Currently, more than 500 bloggers contribute to the organization’s website, covering topics ranging from breast-feeding and parenting issues to healthy diets and toxins in children’s products. The roughly 3.5 million people who read those posts -- not to mention the nonprofit’s Twitter and Facebook messages -- can take a range of actions, from signing petitions to testifying before Congress.
Their efforts have been credited with securing paid family leave in New Jersey and Washington, paid sick leave in Milwaukee, and federal legislation addressing toxic chemicals in children’s toys, baby bottles and other products.
At any given time, MomsRising communicates through multiple channels and offers multiple actions that members can take, said Kristin Rowe-Finkbeiner, co-founder and executive director.

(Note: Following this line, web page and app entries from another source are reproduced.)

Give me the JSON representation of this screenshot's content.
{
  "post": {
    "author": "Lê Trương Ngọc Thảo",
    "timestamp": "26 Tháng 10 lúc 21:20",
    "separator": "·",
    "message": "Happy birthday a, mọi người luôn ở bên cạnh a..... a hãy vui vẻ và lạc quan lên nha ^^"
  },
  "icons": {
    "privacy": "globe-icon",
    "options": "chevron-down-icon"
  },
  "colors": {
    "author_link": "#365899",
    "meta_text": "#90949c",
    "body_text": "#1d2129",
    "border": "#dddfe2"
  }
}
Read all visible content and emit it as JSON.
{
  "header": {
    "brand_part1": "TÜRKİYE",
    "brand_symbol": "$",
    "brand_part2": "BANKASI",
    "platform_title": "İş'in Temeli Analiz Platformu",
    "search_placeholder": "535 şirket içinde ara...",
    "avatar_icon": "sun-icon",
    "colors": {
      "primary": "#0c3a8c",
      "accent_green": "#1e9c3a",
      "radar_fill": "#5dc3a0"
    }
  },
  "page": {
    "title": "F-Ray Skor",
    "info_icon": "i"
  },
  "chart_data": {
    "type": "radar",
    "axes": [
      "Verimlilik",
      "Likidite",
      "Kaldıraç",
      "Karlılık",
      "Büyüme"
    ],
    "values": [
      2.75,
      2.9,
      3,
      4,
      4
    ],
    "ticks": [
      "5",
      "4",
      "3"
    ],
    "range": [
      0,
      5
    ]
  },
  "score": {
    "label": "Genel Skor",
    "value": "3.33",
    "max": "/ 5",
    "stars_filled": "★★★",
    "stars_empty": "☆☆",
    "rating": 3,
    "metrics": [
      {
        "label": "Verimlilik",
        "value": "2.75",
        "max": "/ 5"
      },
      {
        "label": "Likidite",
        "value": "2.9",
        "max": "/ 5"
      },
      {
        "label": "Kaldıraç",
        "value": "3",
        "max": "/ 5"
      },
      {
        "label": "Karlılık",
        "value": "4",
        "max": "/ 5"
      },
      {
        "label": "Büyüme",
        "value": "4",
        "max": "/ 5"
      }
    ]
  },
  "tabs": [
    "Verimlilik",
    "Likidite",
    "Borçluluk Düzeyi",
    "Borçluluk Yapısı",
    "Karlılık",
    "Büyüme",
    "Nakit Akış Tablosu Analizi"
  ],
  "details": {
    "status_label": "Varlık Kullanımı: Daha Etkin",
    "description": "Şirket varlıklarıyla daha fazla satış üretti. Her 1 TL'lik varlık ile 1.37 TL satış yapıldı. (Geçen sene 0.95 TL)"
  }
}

“Our members are so busy that they may have 30 seconds one week and an hour the next week,” she said. “It’s our job to open up as many avenues as possible for busy people to have an impact, no matter how much time they have.”
That same emphasis on relationship building and multiple avenues of participation has been a major factor in charity: water’s success. Founded only five years ago, the nonprofit has raised $40 million to support more than 4,200 clean-water projects in 19 countries.
Using mycharitywater.org, an offshoot of the organization’s main website, supporters can run their own online fundraising campaigns on behalf of the nonprofit. To get donations, they give up birthdays, sell lemonade, grow beards, host champagne parties or run marathons, posting campaign updates online.
Making our story their story
“Social media allows supporters to take our story and make it their story,” said Paull Young, the director of digital engagement at charity: water. “That’s why social media works so well for us. We can build that grass-roots effort that we think will solve the water crisis.”
The group’s fundraising is driven by word of mouth, amplified by digital media, Young said. On its website, the organization shares photos, videos, stories and even GPS coordinates for the new wells donors have sponsored, and it sends updates to more than 1.4 million followers on Twitter and more than 200,000 fans on Facebook.
Though charity: water’s website features a “donate” button, its Twitter and Facebook messages usually don’t, Young said. Like other digitally savvy nonprofits, charity: water focuses instead on building relationships, especially with those who give time, money and attention. If the relationships are right, he said, the money will come.
“We keep things very positive, very personal,” he said. “We don’t want them to give out of guilt. We want them to be inspired.”
The nonprofit uses a variety of social media to forge personal connections, blogging about supporters’ fundraising campaigns and sending shout-outs via Twitter. To celebrate its fifth birthday last year, staffers made 250 videos thanking some of the organization’s supporters and posted them on its YouTube page.
As Young said, the money does come, with about 70 percent of donations raised through digital channels. And the real bottom line? Using 100 percent of all donations for water projects, the nonprofit has brought clean water to more than 2 million people so far.
Would charity: water be as effective without using social media?
“We could absolutely do what we do without it, but at the heart of it, charity: water is a digital organization,” said Young, who encourages other nonprofits to follow the digital path.
“Take the time to learn the tools,” he said. “It’s like learning to play the piano. You’re only going to work it out when you put your fingers on the keys.”